Data about app and page elements:
-- Opening Marker --

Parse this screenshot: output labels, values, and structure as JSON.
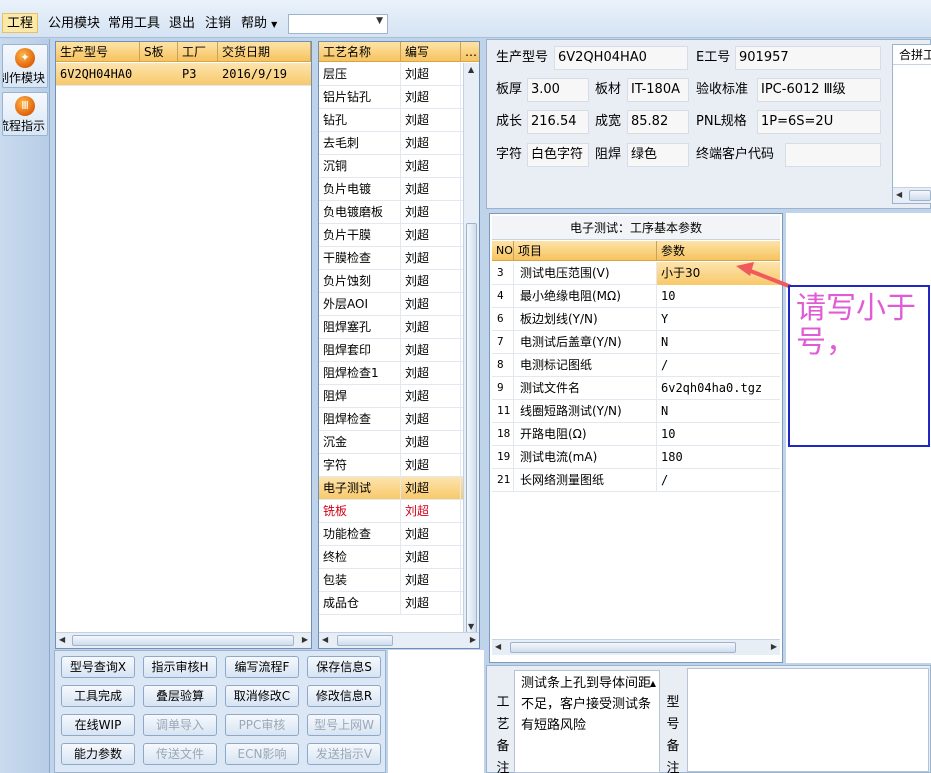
{
  "menu": {
    "items": [
      "工程",
      "公用模块",
      "常用工具",
      "退出",
      "注销",
      "帮助"
    ],
    "combo_value": ""
  },
  "sidebar": {
    "buttons": [
      {
        "label": "制作模块",
        "icon": "manufacture-icon"
      },
      {
        "label": "流程指示",
        "icon": "process-icon"
      }
    ]
  },
  "parts_table": {
    "headers": [
      "生产型号",
      "S板",
      "工厂",
      "交货日期"
    ],
    "rows": [
      {
        "model": "6V2QH04HA0",
        "s_board": "",
        "factory": "P3",
        "date": "2016/9/19"
      }
    ]
  },
  "process_table": {
    "headers": [
      "工艺名称",
      "编写",
      "…"
    ],
    "selected": "电子测试",
    "rows": [
      {
        "name": "层压",
        "author": "刘超"
      },
      {
        "name": "铝片钻孔",
        "author": "刘超"
      },
      {
        "name": "钻孔",
        "author": "刘超"
      },
      {
        "name": "去毛刺",
        "author": "刘超"
      },
      {
        "name": "沉铜",
        "author": "刘超"
      },
      {
        "name": "负片电镀",
        "author": "刘超"
      },
      {
        "name": "负电镀磨板",
        "author": "刘超"
      },
      {
        "name": "负片干膜",
        "author": "刘超"
      },
      {
        "name": "干膜检查",
        "author": "刘超"
      },
      {
        "name": "负片蚀刻",
        "author": "刘超"
      },
      {
        "name": "外层AOI",
        "author": "刘超"
      },
      {
        "name": "阻焊塞孔",
        "author": "刘超"
      },
      {
        "name": "阻焊套印",
        "author": "刘超"
      },
      {
        "name": "阻焊检查1",
        "author": "刘超"
      },
      {
        "name": "阻焊",
        "author": "刘超"
      },
      {
        "name": "阻焊检查",
        "author": "刘超"
      },
      {
        "name": "沉金",
        "author": "刘超"
      },
      {
        "name": "字符",
        "author": "刘超"
      },
      {
        "name": "电子测试",
        "author": "刘超"
      },
      {
        "name": "铣板",
        "author": "刘超",
        "red": true
      },
      {
        "name": "功能检查",
        "author": "刘超"
      },
      {
        "name": "终检",
        "author": "刘超"
      },
      {
        "name": "包装",
        "author": "刘超"
      },
      {
        "name": "成品仓",
        "author": "刘超"
      }
    ]
  },
  "buttons": [
    [
      "型号查询X",
      "指示审核H",
      "编写流程F",
      "保存信息S"
    ],
    [
      "工具完成",
      "叠层验算",
      "取消修改C",
      "修改信息R"
    ],
    [
      "在线WIP",
      "调单导入",
      "PPC审核",
      "型号上网W"
    ],
    [
      "能力参数",
      "传送文件",
      "ECN影响",
      "发送指示V"
    ]
  ],
  "buttons_disabled": [
    [
      false,
      false,
      false,
      false
    ],
    [
      false,
      false,
      false,
      false
    ],
    [
      false,
      true,
      true,
      true
    ],
    [
      false,
      true,
      true,
      true
    ]
  ],
  "info": {
    "model_label": "生产型号",
    "model_value": "6V2QH04HA0",
    "eng_label": "E工号",
    "eng_value": "901957",
    "thickness_label": "板厚",
    "thickness_value": "3.00",
    "material_label": "板材",
    "material_value": "IT-180A",
    "standard_label": "验收标准",
    "standard_value": "IPC-6012 Ⅲ级",
    "length_label": "成长",
    "length_value": "216.54",
    "width_label": "成宽",
    "width_value": "85.82",
    "pnl_label": "PNL规格",
    "pnl_value": "1P=6S=2U",
    "char_label": "字符",
    "char_value": "白色字符",
    "solder_label": "阻焊",
    "solder_value": "绿色",
    "customer_label": "终端客户代码",
    "customer_value": "",
    "merge_label": "合拼工"
  },
  "params": {
    "title": "电子测试：工序基本参数",
    "headers": [
      "NO",
      "项目",
      "参数"
    ],
    "rows": [
      {
        "no": "3",
        "item": "测试电压范围(V)",
        "value": "小于30",
        "selected": true
      },
      {
        "no": "4",
        "item": "最小绝缘电阻(MΩ)",
        "value": "10"
      },
      {
        "no": "6",
        "item": "板边划线(Y/N)",
        "value": "Y"
      },
      {
        "no": "7",
        "item": "电测试后盖章(Y/N)",
        "value": "N"
      },
      {
        "no": "8",
        "item": "电测标记图纸",
        "value": "/"
      },
      {
        "no": "9",
        "item": "测试文件名",
        "value": "6v2qh04ha0.tgz"
      },
      {
        "no": "11",
        "item": "线圈短路测试(Y/N)",
        "value": "N"
      },
      {
        "no": "18",
        "item": "开路电阻(Ω)",
        "value": "10"
      },
      {
        "no": "19",
        "item": "测试电流(mA)",
        "value": "180"
      },
      {
        "no": "21",
        "item": "长网络测量图纸",
        "value": "/"
      }
    ]
  },
  "annotation": {
    "text": "请写小于号，",
    "color": "#e05cd6"
  },
  "remarks": {
    "label": "工艺备注",
    "text": "测试条上孔到导体间距不足，客户接受测试条有短路风险",
    "model_label": "型号备注"
  }
}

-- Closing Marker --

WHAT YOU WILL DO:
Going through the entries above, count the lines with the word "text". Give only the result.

RESULT OF THE TASK:
2